# What the exercise asks
For every line in the records that has the word "Windows", make a copy.

[Stored data]
# # #

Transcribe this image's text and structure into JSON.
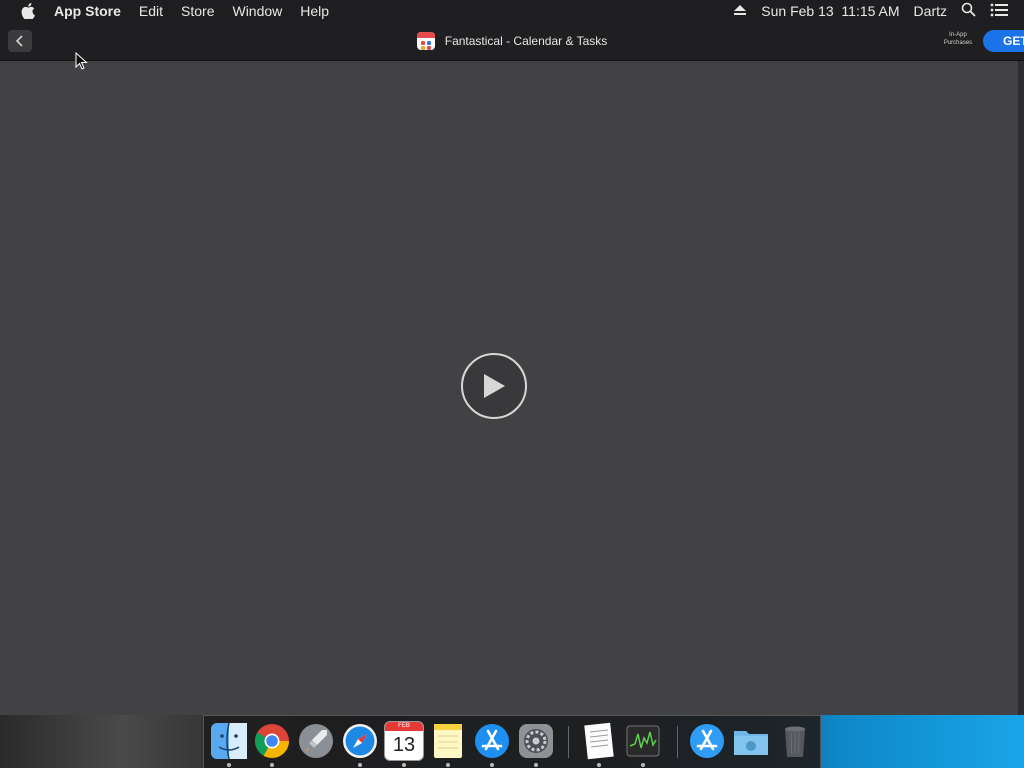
{
  "menubar": {
    "app_name": "App Store",
    "menus": [
      "Edit",
      "Store",
      "Window",
      "Help"
    ],
    "clock": "Sun Feb 13  11:15 AM",
    "user": "Dartz"
  },
  "toolbar": {
    "title": "Fantastical - Calendar & Tasks",
    "iap_line1": "In-App",
    "iap_line2": "Purchases",
    "get_label": "GET"
  },
  "dock": {
    "items": [
      {
        "name": "finder-icon",
        "running": true
      },
      {
        "name": "chrome-icon",
        "running": true
      },
      {
        "name": "launchpad-icon",
        "running": false
      },
      {
        "name": "safari-icon",
        "running": true
      },
      {
        "name": "calendar-icon",
        "running": true
      },
      {
        "name": "notes-icon",
        "running": true
      },
      {
        "name": "app-store-icon",
        "running": true
      },
      {
        "name": "system-preferences-icon",
        "running": true
      },
      {
        "name": "textedit-icon",
        "running": true
      },
      {
        "name": "activity-monitor-icon",
        "running": true
      },
      {
        "name": "app-store-download-icon",
        "running": false
      },
      {
        "name": "downloads-folder-icon",
        "running": false
      },
      {
        "name": "trash-icon",
        "running": false
      }
    ],
    "calendar_month": "FEB",
    "calendar_day": "13"
  }
}
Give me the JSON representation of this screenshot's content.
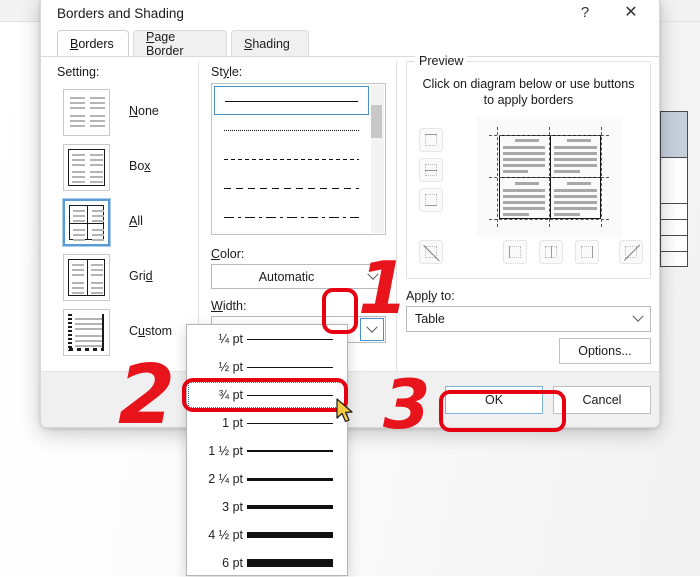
{
  "dialog": {
    "title": "Borders and Shading",
    "help_icon": "?",
    "close_icon": "✕",
    "tabs": [
      {
        "label": "Borders",
        "accel": "B",
        "active": true
      },
      {
        "label": "Page Border",
        "accel": "P",
        "active": false
      },
      {
        "label": "Shading",
        "accel": "S",
        "active": false
      }
    ]
  },
  "setting": {
    "label": "Setting:",
    "items": [
      {
        "label": "None",
        "accel": "N",
        "selected": false
      },
      {
        "label": "Box",
        "accel": "B",
        "selected": false
      },
      {
        "label": "All",
        "accel": "A",
        "selected": true
      },
      {
        "label": "Grid",
        "accel": "G",
        "selected": false
      },
      {
        "label": "Custom",
        "accel": "u",
        "selected": false
      }
    ]
  },
  "style": {
    "label": "Style:",
    "items": [
      {
        "name": "solid",
        "selected": true
      },
      {
        "name": "dotted",
        "selected": false
      },
      {
        "name": "dashed-small",
        "selected": false
      },
      {
        "name": "dashed-medium",
        "selected": false
      },
      {
        "name": "dash-dot",
        "selected": false
      }
    ]
  },
  "color": {
    "label": "Color:",
    "accel": "C",
    "value": "Automatic"
  },
  "width": {
    "label": "Width:",
    "accel": "W",
    "value": "¾ pt",
    "dropdown_open": true,
    "options": [
      {
        "label": "¼ pt",
        "thickness": 1.0,
        "selected": false
      },
      {
        "label": "½ pt",
        "thickness": 1.2,
        "selected": false
      },
      {
        "label": "¾ pt",
        "thickness": 1.4,
        "selected": true
      },
      {
        "label": "1 pt",
        "thickness": 1.7,
        "selected": false
      },
      {
        "label": "1 ½ pt",
        "thickness": 2.4,
        "selected": false
      },
      {
        "label": "2 ¼ pt",
        "thickness": 3.4,
        "selected": false
      },
      {
        "label": "3 pt",
        "thickness": 4.6,
        "selected": false
      },
      {
        "label": "4 ½ pt",
        "thickness": 6.2,
        "selected": false
      },
      {
        "label": "6 pt",
        "thickness": 8.0,
        "selected": false
      }
    ]
  },
  "preview": {
    "label": "Preview",
    "hint_line1": "Click on diagram below or use buttons",
    "hint_line2": "to apply borders",
    "side_buttons": [
      "border-top-button",
      "border-horizontal-inside-button",
      "border-bottom-button"
    ],
    "bottom_buttons": [
      "diagonal-down-button",
      "border-left-button",
      "border-vertical-inside-button",
      "border-right-button",
      "diagonal-up-button"
    ]
  },
  "apply_to": {
    "label": "Apply to:",
    "accel": "l",
    "value": "Table"
  },
  "buttons": {
    "options": "Options...",
    "ok": "OK",
    "cancel": "Cancel"
  },
  "annotations": [
    {
      "number": "1",
      "target": "width-dropdown-arrow"
    },
    {
      "number": "2",
      "target": "width-option-three-quarter-pt"
    },
    {
      "number": "3",
      "target": "ok-button"
    }
  ],
  "colors": {
    "annotation_red": "#e8141c",
    "accent_blue": "#4a90c4",
    "dialog_bg": "#ffffff",
    "footer_bg": "#f0f0f0"
  }
}
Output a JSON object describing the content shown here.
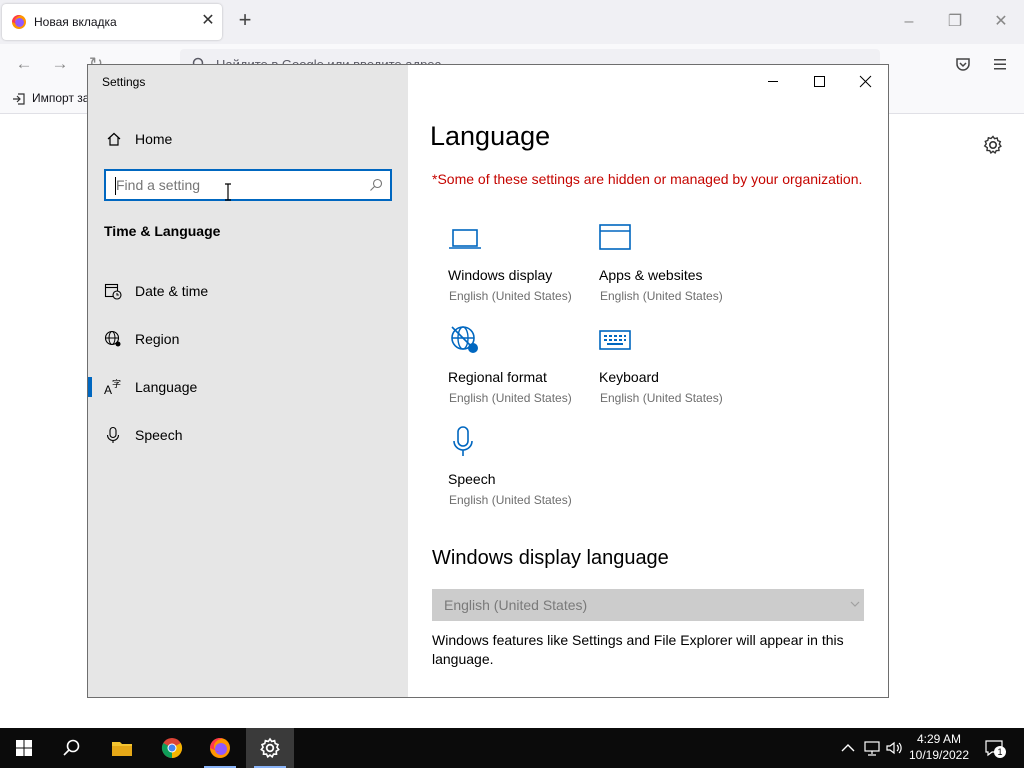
{
  "browser": {
    "tab_title": "Новая вкладка",
    "url_placeholder": "Найдите в Google или введите адрес",
    "bookmark_item": "Импорт за"
  },
  "settings": {
    "window_title": "Settings",
    "home_label": "Home",
    "search_placeholder": "Find a setting",
    "section_heading": "Time & Language",
    "nav_items": [
      {
        "label": "Date & time",
        "icon": "calendar-clock-icon"
      },
      {
        "label": "Region",
        "icon": "globe-icon"
      },
      {
        "label": "Language",
        "icon": "language-icon",
        "selected": true
      },
      {
        "label": "Speech",
        "icon": "microphone-icon"
      }
    ],
    "page_title": "Language",
    "notice": "*Some of these settings are hidden or managed by your organization.",
    "tiles": [
      {
        "label": "Windows display",
        "sub": "English (United States)",
        "icon": "laptop-icon"
      },
      {
        "label": "Apps & websites",
        "sub": "English (United States)",
        "icon": "window-icon"
      },
      {
        "label": "Regional format",
        "sub": "English (United States)",
        "icon": "globe-format-icon"
      },
      {
        "label": "Keyboard",
        "sub": "English (United States)",
        "icon": "keyboard-icon"
      },
      {
        "label": "Speech",
        "sub": "English (United States)",
        "icon": "microphone-icon"
      }
    ],
    "display_language_heading": "Windows display language",
    "display_language_value": "English (United States)",
    "display_language_desc": "Windows features like Settings and File Explorer will appear in this language."
  },
  "taskbar": {
    "time": "4:29 AM",
    "date": "10/19/2022",
    "notification_count": "1"
  },
  "colors": {
    "accent": "#0067c0",
    "notice_red": "#c50500",
    "sidebar_bg": "#e6e6e6",
    "taskbar_bg": "#0b0b0b"
  }
}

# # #

# The answer
        "label": "Windows display",
    "display_language_heading": "Windows display language",
    "display_language_desc": "Windows features like Settings and File Explorer will appear in this language."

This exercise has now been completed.